Across town, Javed Jabbar, one of Pakistan's leading intellectuals and a former minister in three governments, shares the popular indignation over what is viewed here as the hypocrisy inherent in U.S. foreign policy.
"The Iraqi people are punished for supporting Saddam Hussein," he says. "When it suited American foreign policy, he was allowed to repress his own country. But when it threatens U.S. oil interests, he is a bad man."
Like other Pakistanis, Jabbar is worried that U.S. attacks will bring a new flood of refugees. "It is said that Brezhnev and four other men made the decision to invade Afghanistan. Now they're all dead, and hundreds of millions of people are left with this mess. Next to Afghanistan, we are the ones who paid the highest price for the war in Afghanistan. No other country has had to take in millions of refugees and live with guns and the drugs, the environmental devastation. It is said that a nation should have 20 percent of its land forested. We have three percent. The refugees are desperate for firewoodin Ziaret, we had juniper trees 700 years old. They've been cut."
For many here, it is hard to know which is the more cynical move: Pakistan's turning its back on the Taliban government that it created and supported, or the U.S. becoming fast friends with Pakistan, a country that, until September 11, was on the verge of being declared a rogue state.
The man at the U.S. Embassy refers to Bin Laden as OBL. He becomes upset when asked about resentment on the street. "In the last two weeks we canceled two sanctions against Pakistan and gave them $100 million. Congress is looking at giving them another $500 million." He has the plaintive, outraged tone of a man who has given a lollipop to an ungrateful child.

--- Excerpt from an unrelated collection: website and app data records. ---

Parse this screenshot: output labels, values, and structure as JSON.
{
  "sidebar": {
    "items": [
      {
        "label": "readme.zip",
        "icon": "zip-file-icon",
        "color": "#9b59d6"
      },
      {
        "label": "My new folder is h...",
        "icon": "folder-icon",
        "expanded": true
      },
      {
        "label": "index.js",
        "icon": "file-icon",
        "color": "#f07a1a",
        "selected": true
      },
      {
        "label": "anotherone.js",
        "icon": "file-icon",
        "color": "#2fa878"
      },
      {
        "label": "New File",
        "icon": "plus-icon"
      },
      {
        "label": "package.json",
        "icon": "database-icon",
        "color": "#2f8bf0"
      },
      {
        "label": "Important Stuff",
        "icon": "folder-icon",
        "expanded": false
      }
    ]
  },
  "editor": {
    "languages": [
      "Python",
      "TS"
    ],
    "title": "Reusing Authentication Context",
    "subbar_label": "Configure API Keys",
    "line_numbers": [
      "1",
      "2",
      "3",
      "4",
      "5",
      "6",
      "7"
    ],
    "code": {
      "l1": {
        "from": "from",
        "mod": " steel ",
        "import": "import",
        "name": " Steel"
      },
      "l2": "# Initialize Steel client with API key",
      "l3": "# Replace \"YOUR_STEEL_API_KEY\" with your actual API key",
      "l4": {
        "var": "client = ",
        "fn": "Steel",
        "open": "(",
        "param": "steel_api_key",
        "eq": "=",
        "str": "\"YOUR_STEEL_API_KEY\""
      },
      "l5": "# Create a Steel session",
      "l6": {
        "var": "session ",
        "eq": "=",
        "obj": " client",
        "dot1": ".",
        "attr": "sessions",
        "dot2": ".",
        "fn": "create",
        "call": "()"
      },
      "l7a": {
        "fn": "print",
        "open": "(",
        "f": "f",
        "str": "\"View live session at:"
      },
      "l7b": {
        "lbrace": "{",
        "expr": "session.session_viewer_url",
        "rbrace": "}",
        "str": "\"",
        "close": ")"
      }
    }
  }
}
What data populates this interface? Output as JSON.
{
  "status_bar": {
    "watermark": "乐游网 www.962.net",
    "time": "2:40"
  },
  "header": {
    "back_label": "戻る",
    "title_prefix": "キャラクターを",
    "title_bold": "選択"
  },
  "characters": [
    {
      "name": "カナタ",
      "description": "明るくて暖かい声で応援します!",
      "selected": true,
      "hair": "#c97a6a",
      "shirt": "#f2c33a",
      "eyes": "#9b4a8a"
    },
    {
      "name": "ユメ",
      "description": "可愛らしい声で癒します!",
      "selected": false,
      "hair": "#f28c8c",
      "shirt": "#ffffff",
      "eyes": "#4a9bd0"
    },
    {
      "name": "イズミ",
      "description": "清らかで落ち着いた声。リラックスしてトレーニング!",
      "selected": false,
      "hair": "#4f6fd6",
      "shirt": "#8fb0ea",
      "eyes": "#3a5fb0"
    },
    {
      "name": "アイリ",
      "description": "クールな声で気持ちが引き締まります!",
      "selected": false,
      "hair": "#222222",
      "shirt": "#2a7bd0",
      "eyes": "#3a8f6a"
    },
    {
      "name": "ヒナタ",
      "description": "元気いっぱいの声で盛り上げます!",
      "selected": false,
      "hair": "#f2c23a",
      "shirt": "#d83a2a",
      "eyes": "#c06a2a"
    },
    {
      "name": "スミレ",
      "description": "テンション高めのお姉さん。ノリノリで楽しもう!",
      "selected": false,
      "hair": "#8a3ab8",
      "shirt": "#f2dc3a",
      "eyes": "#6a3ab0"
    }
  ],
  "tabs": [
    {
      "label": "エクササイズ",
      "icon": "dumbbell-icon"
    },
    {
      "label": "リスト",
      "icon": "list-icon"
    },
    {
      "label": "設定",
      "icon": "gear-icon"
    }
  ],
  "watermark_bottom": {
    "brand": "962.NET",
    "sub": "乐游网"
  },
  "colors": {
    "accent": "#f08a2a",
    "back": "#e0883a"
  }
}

Javed Jabbar is not impressed. "America talks about winning the hearts and minds of the people. You don't win the hearts and minds by distributing a little wheat, or by paying people. You are fooling yourselves. You win the hearts and minds by respecting others' cultures and morals and history. One hundred million does not buy hearts and minds. Pay a man and he may not say something for a bit, but he will harbor resentment."